Adeyemi seems to tick all the boxes. Mizgan notes similarities to Jota, but Jota was one of the players Liverpool had on their data radar as being similar to Mo Salah and Sadio Mané.
There are a lot of outstanding prospects out there, but in contrast to Donyell Malen at Dortmund, whom I discussed recently, Adeyemi seems to appreciate work off the ball, as Mizgan shows. Working hard is the absolute minimum for a Jürgen Klopp striker.
At 19 – and about to turn 20 – he's already a full international with a goal to his name, for the mighty Germany. As such, he presumably has huge respect for Klopp, as his country's most famous manager.
Next, Adeyemi is at Salzburg. They are an elite feeder club, in a mediocre league. A lot was made of Liverpool not having enough data on Mané at Salzburg back in 2014, and the Reds have rectified that.
Indeed, speaking to someone at the very top of the Reds' transfer process, I learnt that a lot of work goes into weighting weaker leagues, when it comes to data. (Not that I have any inside knowledge on individual targets, including this transfer link.)
No player will transfer their exact numbers from one club to another, due to all the variables and vagaries, but the potential is clear. Liverpool know they should have been in a position to better judge Mané years before he eventually signed, albeit his time at Southampton will surely have helped him develop into the player who was fully ready by 2016.
Liverpool have a very good relationship with Salzburg, albeit not as concrete as the one Leipzig have had with them over the years. But still, it's another potential advantage for Liverpool over many other clubs.
Even in a weaker league, to do what Adeyemi is doing aged 19 is incredible. His exploits for Germany would mark him out as a sufficiently elite player in the age of reduced European privilege now that the UK is no longer in the EU.
Salzburg find and develop elite players, but do no sell for superstar fees; £30m to them is a fortune. Liverpool can't really be getting into £100m+ auctions, especially when there will be a few positions in need of addressing in the next 24 months. (And £100m or £200m players also screw up the wage structure as they demand massive salaries.)
Maybe the club could go to £100m on a one-off, but the money needs to be spread around on a few signings, and the wage bill has been where the recent bigger spending has been aimed.
How much Liverpool have to spend depends on what happens with the contracts and the "melting" (or not) of Mané, Salah and Roberto Firmino (and the several others in their age-bracket); but lately it seems that the supreme athletes are going on longer, especially the goalscorers.
Yet explosiveness will wane, and all three slowing down together would be a problem in the same XI. Jota could fully usurp one in 1-2 years, but the others?
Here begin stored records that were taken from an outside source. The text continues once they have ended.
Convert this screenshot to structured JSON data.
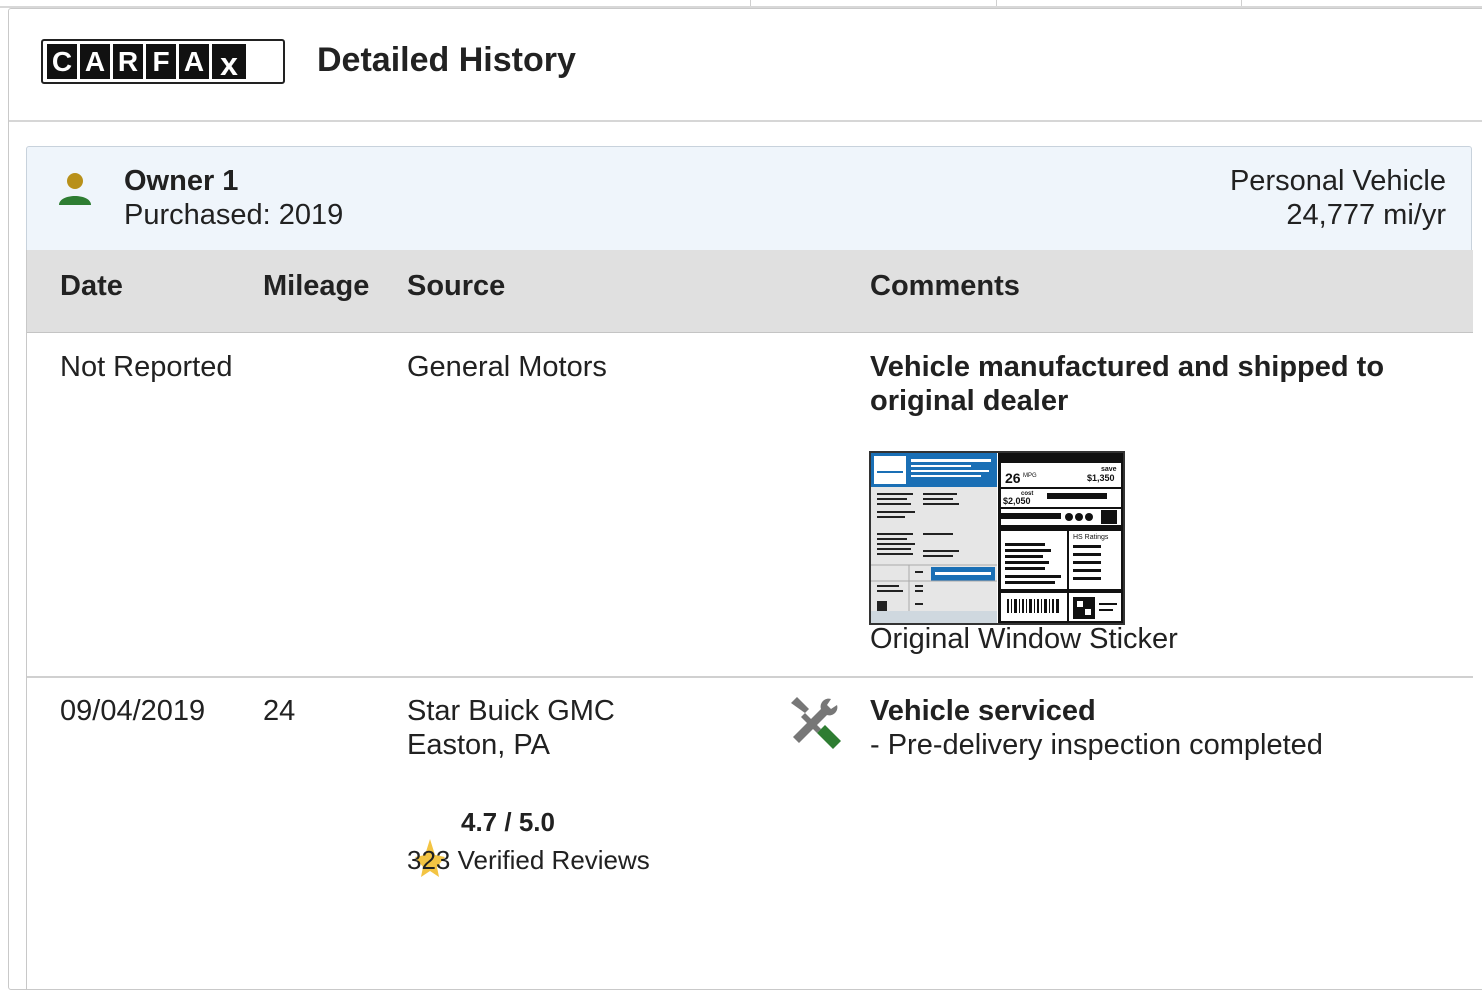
{
  "brand": {
    "logo_letters": [
      "C",
      "A",
      "R",
      "F",
      "A",
      "X"
    ],
    "logo_label": "CARFAX"
  },
  "header": {
    "title": "Detailed History"
  },
  "owner": {
    "name": "Owner 1",
    "purchased": "Purchased: 2019",
    "type": "Personal Vehicle",
    "miles_per_year": "24,777 mi/yr",
    "icon": "person-icon"
  },
  "table": {
    "columns": {
      "date": "Date",
      "mileage": "Mileage",
      "source": "Source",
      "comments": "Comments"
    },
    "rows": [
      {
        "date": "Not Reported",
        "mileage": "",
        "source_line1": "General Motors",
        "comment_title": "Vehicle manufactured and shipped to original dealer",
        "sticker_caption": "Original Window Sticker"
      },
      {
        "date": "09/04/2019",
        "mileage": "24",
        "source_line1": "Star Buick GMC",
        "source_line2": "Easton, PA",
        "rating": "4.7 / 5.0",
        "reviews": "323 Verified Reviews",
        "comment_title": "Vehicle serviced",
        "comment_detail": "- Pre-delivery inspection completed",
        "icon": "wrench-screwdriver-icon"
      }
    ]
  },
  "sticker": {
    "mpg": "26",
    "mpg_unit": "MPG",
    "save_label": "save",
    "save_value": "$1,350",
    "cost_label": "cost",
    "cost_value": "$2,050",
    "ratings_label": "HS Ratings"
  },
  "colors": {
    "owner_bg": "#eff5fb",
    "header_bg": "#e0e0e0",
    "person_head": "#b8901a",
    "person_body": "#2e7d32",
    "star": "#f3c443",
    "wrench_green": "#2e7d32"
  }
}
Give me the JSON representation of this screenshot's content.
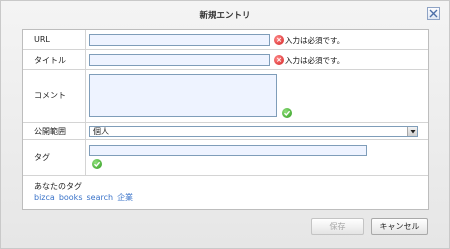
{
  "dialog": {
    "title": "新規エントリ"
  },
  "form": {
    "url": {
      "label": "URL",
      "value": "",
      "error": "入力は必須です。"
    },
    "title": {
      "label": "タイトル",
      "value": "",
      "error": "入力は必須です。"
    },
    "comment": {
      "label": "コメント",
      "value": ""
    },
    "visibility": {
      "label": "公開範囲",
      "selected": "個人"
    },
    "tags": {
      "label": "タグ",
      "value": ""
    },
    "your_tags": {
      "label": "あなたのタグ",
      "items": [
        "bizca",
        "books",
        "search",
        "企業"
      ]
    }
  },
  "buttons": {
    "save": "保存",
    "cancel": "キャンセル"
  },
  "colors": {
    "field_bg": "#eef3ff",
    "tag_link": "#3a73c9",
    "error": "#d42323",
    "ok": "#2f9a1f"
  }
}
Kaide Gordon remains the best 16-year-old I'd seen in years, but it's still hard to know for sure how players will develop, especially if injuries strike (as they have as soon as he turned 17, albeit only a relatively minor one so far).
I see that Barca are linked with Adeyemi today for £31m. They don't have 31 pence to spend, as I noted yesterday.
As ever, there will always be other young players who emerge, in a constant wave of talent development across the world. There's rarely just one ideal player – maybe Virgil van Dijk is a rare example. But reading Mizgan's piece, it seems that Adeyemi is ideal.
The only other key test is the "no dickheads" rule, which means players with non-elite attitudes are not signed by the Reds, no matter how talented. Liverpool will certainly do their due diligence on that.
To read about Adeyemi's versatility and general impressive qualities, see Mizgan's article, for TTT subscribers only.